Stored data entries

════

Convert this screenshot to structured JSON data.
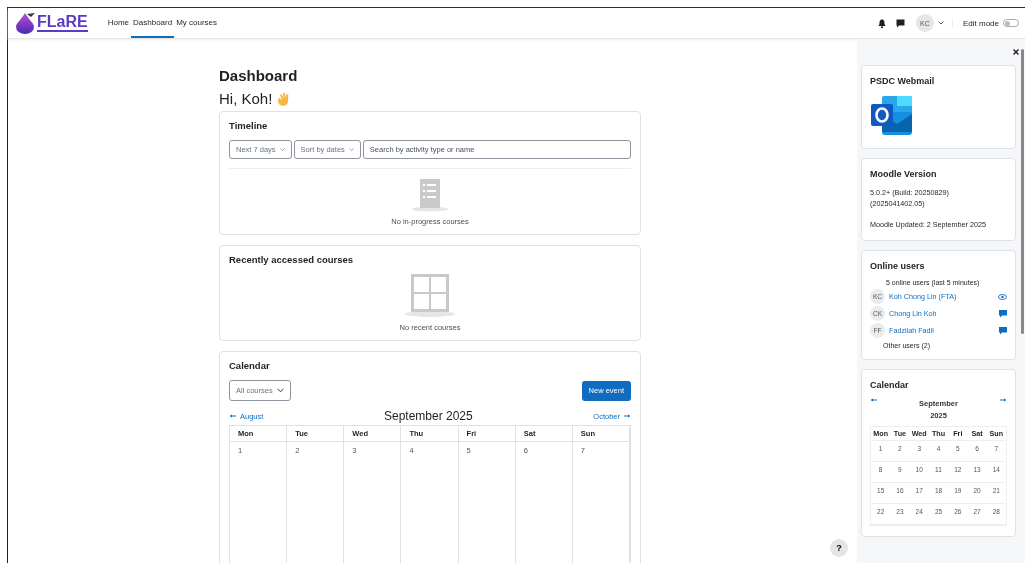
{
  "header": {
    "logo_text": "FLaRE",
    "nav": [
      {
        "label": "Home",
        "selected": false
      },
      {
        "label": "Dashboard",
        "selected": true
      },
      {
        "label": "My courses",
        "selected": false
      }
    ],
    "avatar": "KC",
    "edit_mode": {
      "label": "Edit mode",
      "on": false
    }
  },
  "page": {
    "title": "Dashboard",
    "greeting": "Hi, Koh!"
  },
  "timeline": {
    "title": "Timeline",
    "filters": [
      "Next 7 days",
      "Sort by dates"
    ],
    "search": {
      "placeholder": "Search by activity type or name"
    },
    "empty": "No in-progress courses"
  },
  "recent": {
    "title": "Recently accessed courses",
    "empty": "No recent courses"
  },
  "calendar": {
    "title": "Calendar",
    "course_filter": "All courses",
    "new_button": "New event",
    "prev": "August",
    "next": "October",
    "month": "September 2025",
    "weekdays": [
      "Mon",
      "Tue",
      "Wed",
      "Thu",
      "Fri",
      "Sat",
      "Sun"
    ],
    "days": [
      "1",
      "2",
      "3",
      "4",
      "5",
      "6",
      "7"
    ]
  },
  "drawer": {
    "webmail": {
      "title": "PSDC Webmail"
    },
    "version": {
      "title": "Moodle Version",
      "lines": [
        "5.0.2+ (Build: 20250829)",
        "(2025041402.05)"
      ],
      "updated": "Moodle Updated: 2 September 2025"
    },
    "online": {
      "title": "Online users",
      "summary": "5 online users (last 5 minutes)",
      "users": [
        {
          "initials": "KC",
          "name": "Koh Chong Lin (FTA)",
          "kind": "view"
        },
        {
          "initials": "CK",
          "name": "Chong Lin Koh",
          "kind": "message"
        },
        {
          "initials": "FF",
          "name": "Fadzilah Fadil",
          "kind": "message"
        }
      ],
      "other": "Other users (2)"
    },
    "mini_calendar": {
      "title": "Calendar",
      "month": "September 2025",
      "weekdays": [
        "Mon",
        "Tue",
        "Wed",
        "Thu",
        "Fri",
        "Sat",
        "Sun"
      ],
      "weeks": [
        [
          "1",
          "2",
          "3",
          "4",
          "5",
          "6",
          "7"
        ],
        [
          "8",
          "9",
          "10",
          "11",
          "12",
          "13",
          "14"
        ],
        [
          "15",
          "16",
          "17",
          "18",
          "19",
          "20",
          "21"
        ],
        [
          "22",
          "23",
          "24",
          "25",
          "26",
          "27",
          "28"
        ]
      ]
    }
  },
  "help": "?"
}
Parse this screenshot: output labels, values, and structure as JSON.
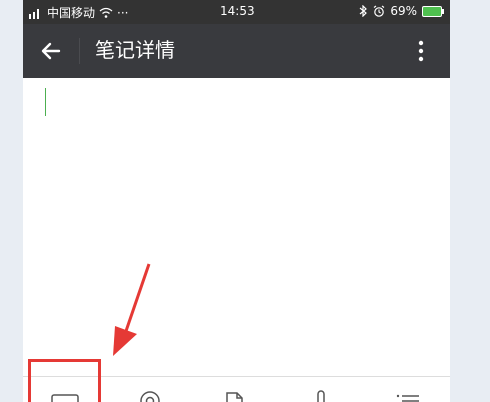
{
  "status_bar": {
    "carrier": "中国移动",
    "signal_label": "᠀ıl",
    "more": "···",
    "time": "14:53",
    "battery": "69%"
  },
  "title_bar": {
    "title": "笔记详情"
  },
  "icons": {
    "back": "arrow-left-icon",
    "more": "vertical-dots-icon",
    "keyboard": "keyboard-icon",
    "mention": "at-sign-icon",
    "file": "file-icon",
    "microphone": "microphone-icon",
    "list": "list-icon"
  },
  "colors": {
    "status_bar": "#333333",
    "title_bar": "#393a3e",
    "cursor": "#4caf50",
    "annotation": "#e53935"
  }
}
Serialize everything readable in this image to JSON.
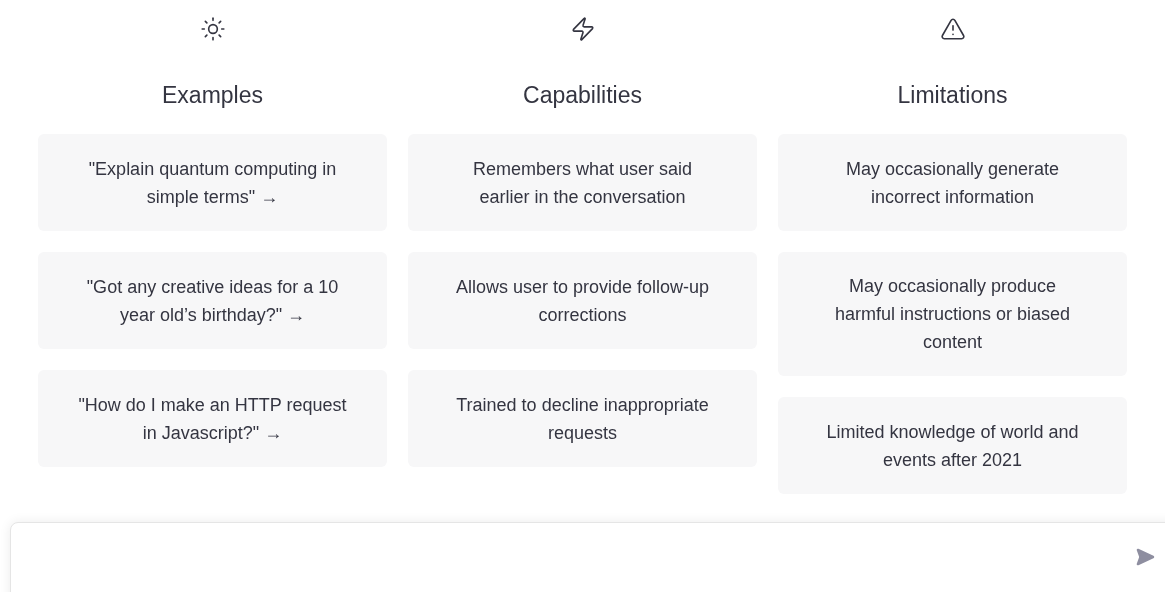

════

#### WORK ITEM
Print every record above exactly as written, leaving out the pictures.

#### RESULT FOR THIS EXERCISE
Convert this screenshot to structured JSON data.
{
  "header": {
    "logo_text": "FLaRE",
    "nav": [
      {
        "label": "Home",
        "selected": false
      },
      {
        "label": "Dashboard",
        "selected": true
      },
      {
        "label": "My courses",
        "selected": false
      }
    ],
    "avatar": "KC",
    "edit_mode": {
      "label": "Edit mode",
      "on": false
    }
  },
  "page": {
    "title": "Dashboard",
    "greeting": "Hi, Koh!"
  },
  "timeline": {
    "title": "Timeline",
    "filters": [
      "Next 7 days",
      "Sort by dates"
    ],
    "search": {
      "placeholder": "Search by activity type or name"
    },
    "empty": "No in-progress courses"
  },
  "recent": {
    "title": "Recently accessed courses",
    "empty": "No recent courses"
  },
  "calendar": {
    "title": "Calendar",
    "course_filter": "All courses",
    "new_button": "New event",
    "prev": "August",
    "next": "October",
    "month": "September 2025",
    "weekdays": [
      "Mon",
      "Tue",
      "Wed",
      "Thu",
      "Fri",
      "Sat",
      "Sun"
    ],
    "days": [
      "1",
      "2",
      "3",
      "4",
      "5",
      "6",
      "7"
    ]
  },
  "drawer": {
    "webmail": {
      "title": "PSDC Webmail"
    },
    "version": {
      "title": "Moodle Version",
      "lines": [
        "5.0.2+ (Build: 20250829)",
        "(2025041402.05)"
      ],
      "updated": "Moodle Updated: 2 September 2025"
    },
    "online": {
      "title": "Online users",
      "summary": "5 online users (last 5 minutes)",
      "users": [
        {
          "initials": "KC",
          "name": "Koh Chong Lin (FTA)",
          "kind": "view"
        },
        {
          "initials": "CK",
          "name": "Chong Lin Koh",
          "kind": "message"
        },
        {
          "initials": "FF",
          "name": "Fadzilah Fadil",
          "kind": "message"
        }
      ],
      "other": "Other users (2)"
    },
    "mini_calendar": {
      "title": "Calendar",
      "month": "September 2025",
      "weekdays": [
        "Mon",
        "Tue",
        "Wed",
        "Thu",
        "Fri",
        "Sat",
        "Sun"
      ],
      "weeks": [
        [
          "1",
          "2",
          "3",
          "4",
          "5",
          "6",
          "7"
        ],
        [
          "8",
          "9",
          "10",
          "11",
          "12",
          "13",
          "14"
        ],
        [
          "15",
          "16",
          "17",
          "18",
          "19",
          "20",
          "21"
        ],
        [
          "22",
          "23",
          "24",
          "25",
          "26",
          "27",
          "28"
        ]
      ]
    }
  },
  "help": "?"
}
Parse this screenshot: output labels, values, and structure as JSON.
{
  "status_bar": {
    "carrier": "中国移动",
    "signal_label": "᠀ıl",
    "more": "···",
    "time": "14:53",
    "battery": "69%"
  },
  "title_bar": {
    "title": "笔记详情"
  },
  "icons": {
    "back": "arrow-left-icon",
    "more": "vertical-dots-icon",
    "keyboard": "keyboard-icon",
    "mention": "at-sign-icon",
    "file": "file-icon",
    "microphone": "microphone-icon",
    "list": "list-icon"
  },
  "colors": {
    "status_bar": "#333333",
    "title_bar": "#393a3e",
    "cursor": "#4caf50",
    "annotation": "#e53935"
  }
}
Serialize everything readable in this image to JSON.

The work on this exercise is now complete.